“It’s probably something we couldn’t have done a couple of years ago. The reason is we needed a very strong communication system to get this to work,” McGee says. “One of the issues Salt Lake City has is because where they sit in the basin, even today they don’t have excellent cell coverage and as a result real time is a problem. For us, we have excellent cell coverage so all transactions will be real time, so someone can walk into a 7/11 and decides to walk out with a gift card they purchased there, they’ll be able to immediately use that to pay for transit.”
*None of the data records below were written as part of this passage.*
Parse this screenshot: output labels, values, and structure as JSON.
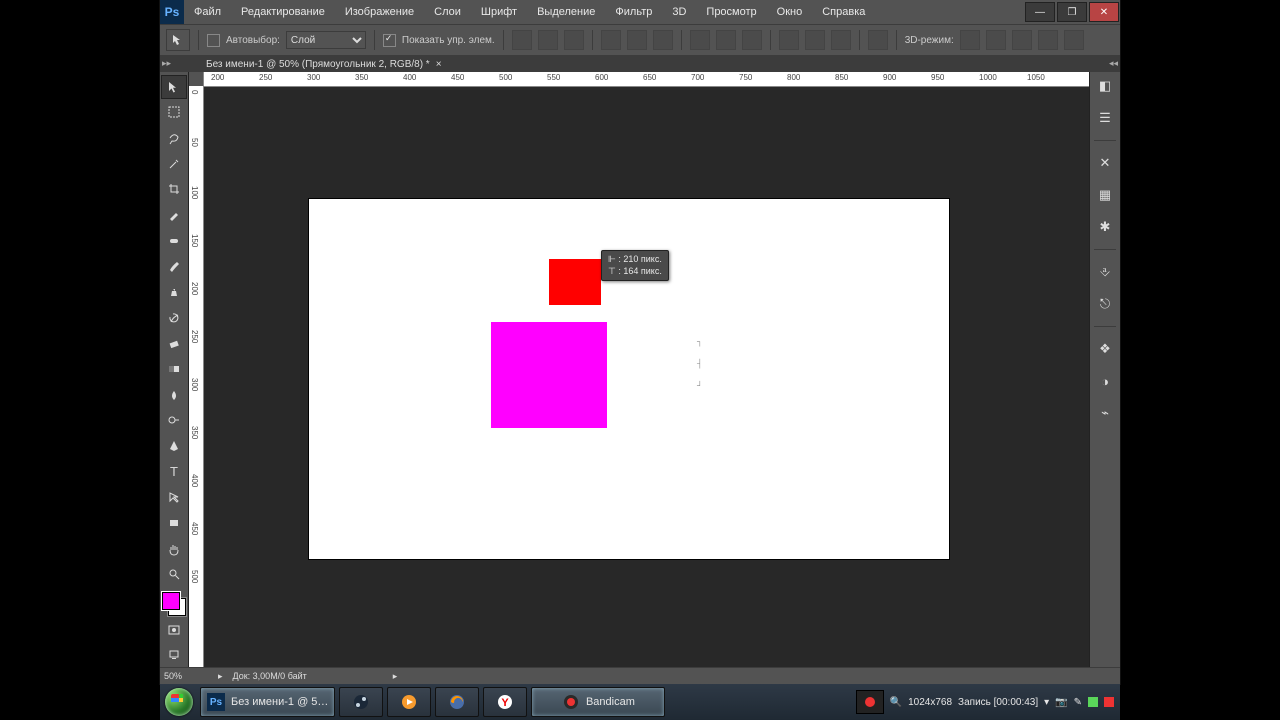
{
  "menu": {
    "items": [
      "Файл",
      "Редактирование",
      "Изображение",
      "Слои",
      "Шрифт",
      "Выделение",
      "Фильтр",
      "3D",
      "Просмотр",
      "Окно",
      "Справка"
    ]
  },
  "optionsbar": {
    "auto_select_label": "Автовыбор:",
    "auto_select_value": "Слой",
    "show_transform_label": "Показать упр. элем.",
    "mode_3d_label": "3D-режим:"
  },
  "tab": {
    "title": "Без имени-1 @ 50% (Прямоугольник 2, RGB/8) *"
  },
  "ruler": {
    "h_ticks": [
      "200",
      "250",
      "300",
      "350",
      "400",
      "450",
      "500",
      "550",
      "600",
      "650",
      "700",
      "750",
      "800",
      "850",
      "900",
      "950",
      "1000",
      "1050"
    ],
    "v_ticks": [
      "0",
      "50",
      "100",
      "150",
      "200",
      "250",
      "300",
      "350",
      "400",
      "450",
      "500"
    ]
  },
  "tooltip": {
    "w_label": "⊩ :",
    "w_value": "210 пикс.",
    "h_label": "⊤ :",
    "h_value": "164 пикс."
  },
  "colors": {
    "red": "#ff0000",
    "magenta": "#ff00ff",
    "foreground": "#ff00ff",
    "background": "#ffffff"
  },
  "status": {
    "zoom": "50%",
    "doc": "Док: 3,00M/0 байт"
  },
  "taskbar": {
    "ps_doc": "Без имени-1 @ 5…",
    "bandicam": "Bandicam",
    "resolution": "1024x768",
    "record": "Запись [00:00:43]"
  }
}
With the changes to fare collection, McGee says it’s expected toimprove the impression people have of the transit system. Right now people meet gatekeepers at stations who are behind bulletproof glass and can’t easily communicate with the public, but with the new system, those gatekeeper roles will be changed as zone offices will be set up to monitor stations via video and provide customer support by phone.
McGee says 10 percent of SEPTA customers currently pay cash, but that number is expected to drop to five percent after the implementation of the new open fare payment system. The system will also offer a farecard to riders who don’t possess a contactless credit card or phone, which will act like a regular debit card, but no fees will be assessed if it’s only used for transit.
However, about 30 percent of the population is unbanked, so McGee says they have to go to checkcashers where they pay extraordinary fees and the use of the SEPTA card for general purpose use will provide a better option.
“When shopping, we’ll be offering them an alternative debit card that’s probably the lowest cost around and that’s an advantage for everyone,” he says.
While other agencies are in the process of implementing open payment systems, SEPTA didn’t have the funds to do it themselves, so Casey says it’s being paid for with a low-interest loan, which will have to be repaid within five years. Casey says it’s expected to produce economies, such as the elimination of paper transfers, less staffing needs and third-party administration of the system, to help pay for itself.
The system will also have riders tap out, allowing the agency to set up zone fares and charge more for longer trips.
“Will we turn 100 percent in five years? I don’t think so, but we’ll have a major portion of it through those economies,” he says.
Philadelphia Mayor Michael Nutter has made a commitment tosustainability because he wants the region to be the cleanest and greenest in North America. Transit inherently has a positive environmental impact, so Casey says the call for sustainability was a natural fit so it was elevated in SEPTA’s business plan.
“Sustainability for SEPTA is really about business sense,” says Erik Johanson, strategy and sustainability planner for SEPTA. It’s about making our business more sustainable by improving our operating performance and it also improves our environmental sustainability.”
Part of the sustainability commitment was the purchase of 500 hybrid buses, replacing one-third of SEPTA’s bus fleet. Johanson says the buses were purchased with the environment in mind, but they also save 40 percent in fuel costs compared to diesel buses, which saves the agency tens of thousands of dollars each year. The buses will pay back within eight to 10 years, reduce maintenance costs and they were purchased with a federal grant so no additional SEPTA investment was required.
SEPTA’s Fox Chase rail station was the first in the country to become a LEED silver certified station. And in 2012, the agency became the first on the east coast to be given a gold recognition for sustainability by the American Public Transportation Association (APTA).
The agency’s headquarters has even earned an Energy Star because it harvests all storm water and energy despite running on a shoestring budget because simple changes like moving the cleaning crews to the daytime shift reduced energy consumption.
The agency is also partnering with a free library to offer digital libraries at train stations where riders can scan books and podcasts into their phones. And to combat the food desert issue, Casey says SEPTA has partnered with a local food trust to allow them to reach out to riders at stations.